Reason #2: The content might be stolen. Much of the above assumes that the author is the original creator of the content and that it has been published on, for example, their blog. It’s always possible, however, that the person is trying to pass off the content as their own, when in fact they copied it directly off another blog. If this is the case, all bets are off; the author might not even be who they claim to be. Finally, there’s also the possibility that you’re paying for the guest post. The absolute last thing you want to do is pay for stolen content; the thief will never return the money without a lengthy legal battle or settlement, and the content is worthless to your site.
Copyscape is a very valuable tool, but it’s not the only available copied content checker online.
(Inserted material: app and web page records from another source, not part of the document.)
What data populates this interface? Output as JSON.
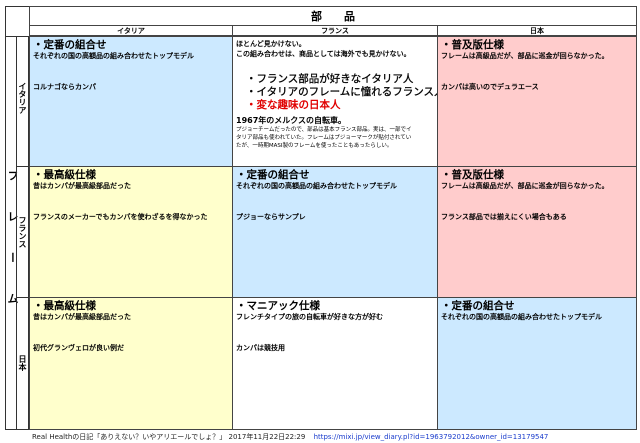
{
  "header": {
    "title": "部　　品",
    "columns": [
      "イタリア",
      "フランス",
      "日本"
    ]
  },
  "frame_label": "フレーム",
  "rows": [
    {
      "label": "イタリア",
      "cells": [
        {
          "heading": "・定番の組合せ",
          "sub": "それぞれの国の高額品の組み合わせたトップモデル",
          "note": "コルナゴならカンパ"
        },
        {
          "line1": "ほとんど見かけない。",
          "line2": "この組み合わせは、商品としては海外でも見かけない。",
          "bullets": [
            "・フランス部品が好きなイタリア人",
            "・イタリアのフレームに憧れるフランス人"
          ],
          "red_bullet": "・変な趣味の日本人",
          "story_title": "1967年のメルクスの自転車。",
          "story": [
            "プジョーチームだったので、部品は基本フランス部品。実は、一部でイ",
            "タリア部品も使われていた。フレームはプジョーマークが貼付されてい",
            "たが、一時期MASI製のフレームを使ったこともあったらしい。"
          ]
        },
        {
          "heading": "・普及版仕様",
          "sub": "フレームは高級品だが、部品に巡金が回らなかった。",
          "note": "カンパは高いのでデュラエース"
        }
      ]
    },
    {
      "label": "フランス",
      "cells": [
        {
          "heading": "・最高級仕様",
          "sub": "昔はカンパが最高級部品だった",
          "note": "フランスのメーカーでもカンパを使わざるを得なかった"
        },
        {
          "heading": "・定番の組合せ",
          "sub": "それぞれの国の高額品の組み合わせたトップモデル",
          "note": "プジョーならサンプレ"
        },
        {
          "heading": "・普及版仕様",
          "sub": "フレームは高級品だが、部品に巡金が回らなかった。",
          "note": "フランス部品では揃えにくい場合もある"
        }
      ]
    },
    {
      "label": "日本",
      "cells": [
        {
          "heading": "・最高級仕様",
          "sub": "昔はカンパが最高級部品だった",
          "note": "初代グランヴェロが良い例だ"
        },
        {
          "heading": "・マニアック仕様",
          "sub": "フレンチタイプの旅の自転車が好きな方が好む",
          "note": "カンパは競技用"
        },
        {
          "heading": "・定番の組合せ",
          "sub": "それぞれの国の高額品の組み合わせたトップモデル",
          "note": ""
        }
      ]
    }
  ],
  "footer": {
    "text": "Real Healthの日記「ありえない？いやアリエールでしょ？」 2017年11月22日22:29",
    "link": "https://mixi.jp/view_diary.pl?id=1963792012&owner_id=13179547"
  },
  "colors": {
    "blue": "#cce9ff",
    "yellow": "#ffffcc",
    "pink": "#ffcccc",
    "red": "#e00000"
  }
}
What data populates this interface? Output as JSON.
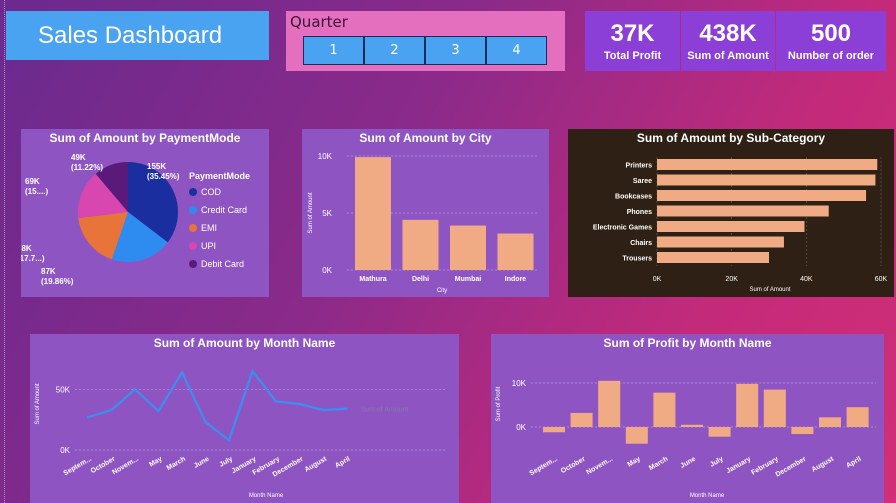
{
  "header": {
    "title": "Sales Dashboard"
  },
  "slicer": {
    "label": "Quarter",
    "options": [
      "1",
      "2",
      "3",
      "4"
    ]
  },
  "kpis": [
    {
      "value": "37K",
      "label": "Total Profit"
    },
    {
      "value": "438K",
      "label": "Sum of Amount"
    },
    {
      "value": "500",
      "label": "Number of order"
    }
  ],
  "colors": {
    "bar": "#f0ab85",
    "line": "#3a8ff0",
    "panel": "#8e55c2",
    "dark_panel": "#2e2014"
  },
  "chart_data": [
    {
      "type": "pie",
      "title": "Sum of Amount by PaymentMode",
      "legend_title": "PaymentMode",
      "categories": [
        "COD",
        "Credit Card",
        "EMI",
        "UPI",
        "Debit Card"
      ],
      "values": [
        155,
        87,
        78,
        69,
        49
      ],
      "colors": [
        "#1a2ea0",
        "#2e8cf0",
        "#e9743a",
        "#d846b0",
        "#5a1a7a"
      ],
      "data_labels": [
        "155K (35.45%)",
        "87K (19.86%)",
        "78K (17.7...)",
        "69K (15....)",
        "49K (11.22%)"
      ],
      "legend_placement": "right"
    },
    {
      "type": "bar",
      "title": "Sum of Amount by City",
      "categories": [
        "Mathura",
        "Delhi",
        "Mumbai",
        "Indore"
      ],
      "values": [
        9900,
        4400,
        3900,
        3200
      ],
      "xlabel": "City",
      "ylabel": "Sum of Amount",
      "yticks": [
        "0K",
        "5K",
        "10K"
      ],
      "ylim": [
        0,
        10000
      ]
    },
    {
      "type": "bar",
      "orientation": "horizontal",
      "title": "Sum of Amount by Sub-Category",
      "categories": [
        "Printers",
        "Saree",
        "Bookcases",
        "Phones",
        "Electronic Games",
        "Chairs",
        "Trousers"
      ],
      "values": [
        59000,
        58500,
        56000,
        46000,
        39500,
        34000,
        30000
      ],
      "xlabel": "Sum of Amount",
      "xticks": [
        "0K",
        "20K",
        "40K",
        "60K"
      ],
      "xlim": [
        0,
        60000
      ]
    },
    {
      "type": "line",
      "title": "Sum of Amount by Month Name",
      "categories": [
        "September",
        "October",
        "November",
        "May",
        "March",
        "June",
        "July",
        "January",
        "February",
        "December",
        "August",
        "April"
      ],
      "tick_labels": [
        "Septem...",
        "October",
        "Novem...",
        "May",
        "March",
        "June",
        "July",
        "January",
        "February",
        "December",
        "August",
        "April"
      ],
      "values": [
        27000,
        33000,
        50000,
        32000,
        64000,
        23000,
        8000,
        65000,
        40000,
        38000,
        33000,
        34000
      ],
      "xlabel": "Month Name",
      "ylabel": "Sum of Amount",
      "series_label": "Sum of Amount",
      "yticks": [
        "0K",
        "50K"
      ],
      "ylim": [
        0,
        75000
      ]
    },
    {
      "type": "bar",
      "title": "Sum of Profit by Month Name",
      "categories": [
        "September",
        "October",
        "November",
        "May",
        "March",
        "June",
        "July",
        "January",
        "February",
        "December",
        "August",
        "April"
      ],
      "tick_labels": [
        "Septem...",
        "October",
        "Novem...",
        "May",
        "March",
        "June",
        "July",
        "January",
        "February",
        "December",
        "August",
        "April"
      ],
      "values": [
        -1200,
        3200,
        10500,
        -3800,
        7800,
        500,
        -2200,
        9800,
        8500,
        -1600,
        2200,
        4500
      ],
      "xlabel": "Month Name",
      "ylabel": "Sum of Profit",
      "yticks": [
        "0K",
        "10K"
      ],
      "ylim": [
        -5000,
        12000
      ]
    }
  ]
}
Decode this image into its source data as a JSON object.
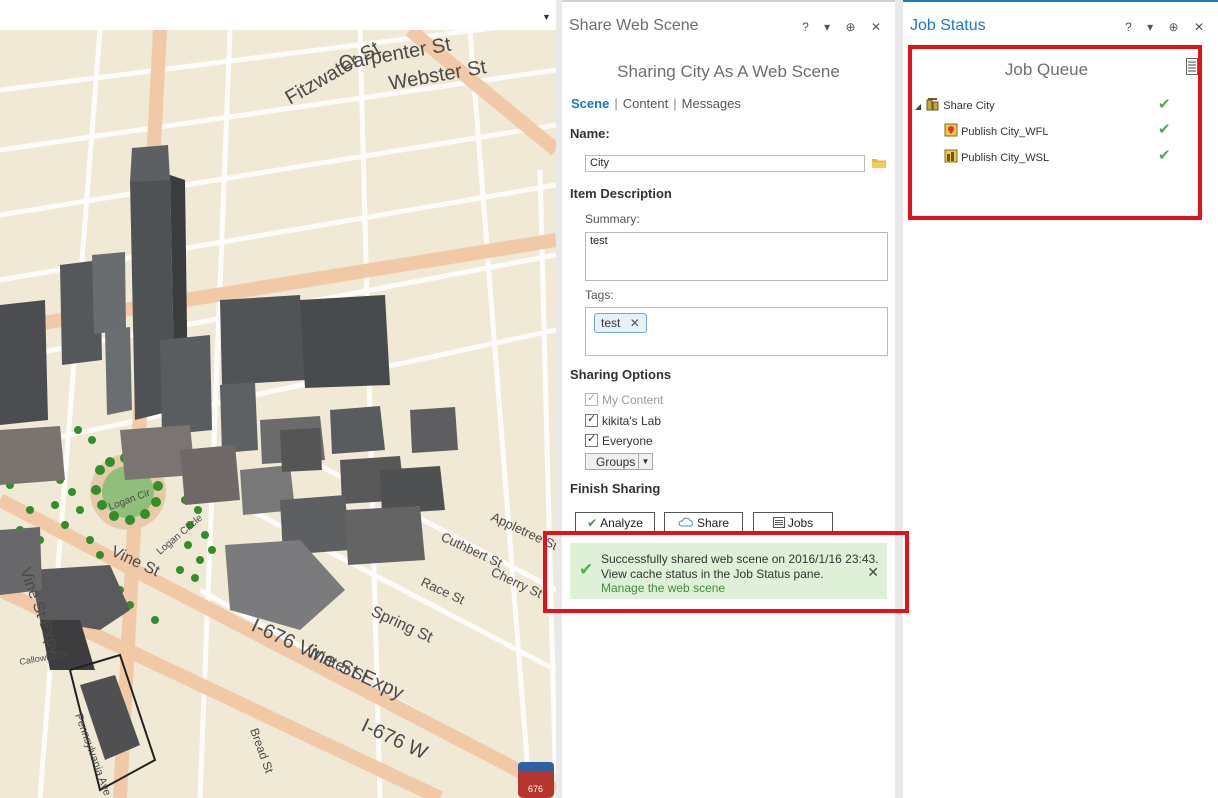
{
  "scene": {
    "street_labels": [
      "Carpenter St",
      "Webster St",
      "Fitzwater St",
      "Vine St Expy",
      "I-676 Vine St Expy",
      "Winter St",
      "Spring St",
      "Race St",
      "Cherry St",
      "Appletree St",
      "Cuthbert St",
      "Pennsylvania Ave",
      "Logan Cir",
      "Logan Circle",
      "Callowhill St",
      "Bread St",
      "I-676 W",
      "Vine St"
    ],
    "interstate_shield": "676"
  },
  "share_pane": {
    "title": "Share Web Scene",
    "controls": [
      "?",
      "▾",
      "⊕",
      "✕"
    ],
    "subtitle": "Sharing City As A Web Scene",
    "tabs": [
      {
        "label": "Scene",
        "active": true
      },
      {
        "label": "Content",
        "active": false
      },
      {
        "label": "Messages",
        "active": false
      }
    ],
    "name_label": "Name:",
    "name_value": "City",
    "item_description_label": "Item Description",
    "summary_label": "Summary:",
    "summary_value": "test",
    "tags_label": "Tags:",
    "tags": [
      "test"
    ],
    "sharing_options_label": "Sharing Options",
    "sharing_options": [
      {
        "label": "My Content",
        "checked": true,
        "disabled": true
      },
      {
        "label": "kikita's Lab",
        "checked": true,
        "disabled": false
      },
      {
        "label": "Everyone",
        "checked": true,
        "disabled": false
      }
    ],
    "groups_button": "Groups",
    "finish_sharing_label": "Finish Sharing",
    "buttons": {
      "analyze": "Analyze",
      "share": "Share",
      "jobs": "Jobs"
    },
    "success": {
      "line1": "Successfully shared web scene on 2016/1/16 23:43.",
      "line2": "View cache status in the Job Status pane.",
      "link": "Manage the web scene"
    }
  },
  "job_pane": {
    "title": "Job Status",
    "controls": [
      "?",
      "▾",
      "⊕",
      "✕"
    ],
    "queue_title": "Job Queue",
    "jobs": [
      {
        "label": "Share City",
        "status": "complete",
        "level": 0
      },
      {
        "label": "Publish City_WFL",
        "status": "complete",
        "level": 1
      },
      {
        "label": "Publish City_WSL",
        "status": "complete",
        "level": 1
      }
    ]
  },
  "colors": {
    "accent": "#1a7bc9",
    "highlight": "#e2121a",
    "success_bg": "#dff0d8",
    "success_check": "#4caf50"
  }
}
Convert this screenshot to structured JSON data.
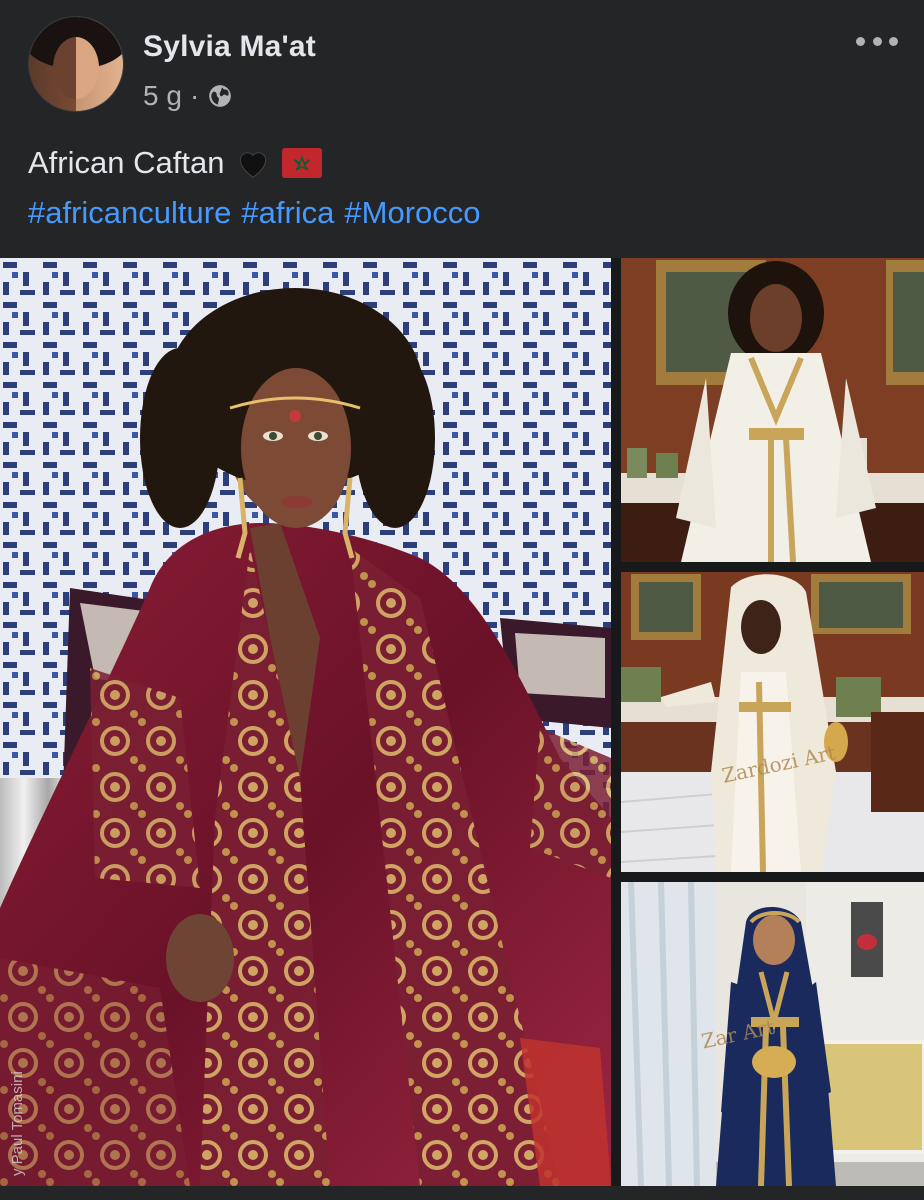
{
  "post": {
    "author": "Sylvia Ma'at",
    "time": "5 g",
    "separator": "·",
    "caption": "African Caftan",
    "hashtags": [
      "#africanculture",
      "#africa",
      "#Morocco"
    ]
  },
  "photos": {
    "main_watermark": "y Paul Tomasini",
    "photo2_watermark": "Zardozi Art",
    "photo3_watermark": "Zar Art"
  },
  "icons": {
    "more": "more-options-icon",
    "audience": "globe-icon",
    "heart": "black-heart-icon",
    "flag": "morocco-flag-icon"
  },
  "colors": {
    "background": "#242526",
    "text_primary": "#e4e6eb",
    "text_secondary": "#b0b3b8",
    "link": "#4599ff"
  }
}
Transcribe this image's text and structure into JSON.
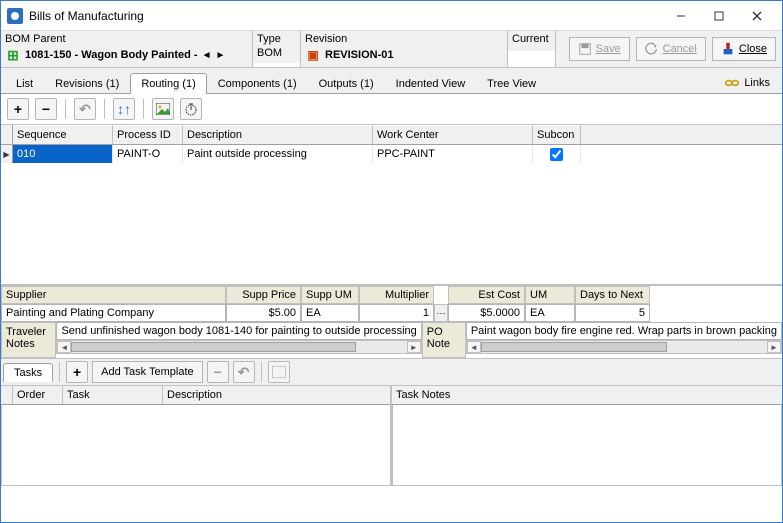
{
  "window": {
    "title": "Bills of Manufacturing"
  },
  "header": {
    "bom_parent_label": "BOM Parent",
    "parent_value": "1081-150 - Wagon Body Painted - ",
    "type_label": "Type",
    "type_value": "BOM",
    "revision_label": "Revision",
    "revision_value": "REVISION-01",
    "current_label": "Current",
    "save_label": "Save",
    "cancel_label": "Cancel",
    "close_label": "Close"
  },
  "tabs": {
    "list": "List",
    "revisions": "Revisions (1)",
    "routing": "Routing (1)",
    "components": "Components (1)",
    "outputs": "Outputs (1)",
    "indented": "Indented View",
    "tree": "Tree View",
    "links": "Links"
  },
  "grid": {
    "cols": {
      "sequence": "Sequence",
      "process_id": "Process ID",
      "description": "Description",
      "work_center": "Work Center",
      "subcon": "Subcon"
    },
    "rows": [
      {
        "sequence": "010",
        "process_id": "PAINT-O",
        "description": "Paint outside processing",
        "work_center": "PPC-PAINT",
        "subcon": true
      }
    ]
  },
  "details": {
    "supplier_label": "Supplier",
    "supplier_value": "Painting and Plating Company",
    "supp_price_label": "Supp Price",
    "supp_price_value": "$5.00",
    "supp_um_label": "Supp UM",
    "supp_um_value": "EA",
    "multiplier_label": "Multiplier",
    "multiplier_value": "1",
    "est_cost_label": "Est Cost",
    "est_cost_value": "$5.0000",
    "um_label": "UM",
    "um_value": "EA",
    "days_next_label": "Days to Next",
    "days_next_value": "5",
    "traveler_notes_label": "Traveler Notes",
    "traveler_notes_value": "Send unfinished wagon body 1081-140 for painting to outside processing",
    "po_note_label": "PO Note",
    "po_note_value": "Paint wagon body fire engine red.  Wrap parts in brown packing"
  },
  "tasks": {
    "tab": "Tasks",
    "add_template": "Add Task Template",
    "cols": {
      "order": "Order",
      "task": "Task",
      "description": "Description"
    },
    "task_notes": "Task Notes",
    "rows": []
  }
}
Sometimes it’s not even the best, simply the most convenient. Copyscape is valuable in particular because it offers an automatic plugin, which can be highly useful for sites that purchase large volumes of ghostwritten content. Here are some Copyscape alternatives.
Plagium: This site allows you to paste in up to 25,000 words and have them automatically checked for free. The site is supported by donations and doesn’t charge for their service.
DupliChecker: Another free alternative, DupliChecker doesn’t require an account, and it allows either pasting content or uploading it in one of several common file formats, including docx.
Plagiarisma: This site has a robust anti-copy algorithm that checks content in several different ways. It also allows you to check content by URL, in case you’ve already published content you’re unsure about.
CopyGator: This service is particularly innovative in that it monitors your RSS feed and checks each piece you publish automatically. If a hit is found, you are notified immediately of the copied content and encouraged to take action.
Dustball: A smaller plagiarism checker, it only allows two checks per day, through text pasted into a submission box. Useful if you don’t have high volume to check.
Plagspotter: This tool isn’t as useful for checking your content for previous duplication. Rather, it’s useful for checking your current website to see if any of its content has been scraped and posted elsewhere. This is a whole other issue to combat, and many of these tools work for the purpose, but this one is one of the best.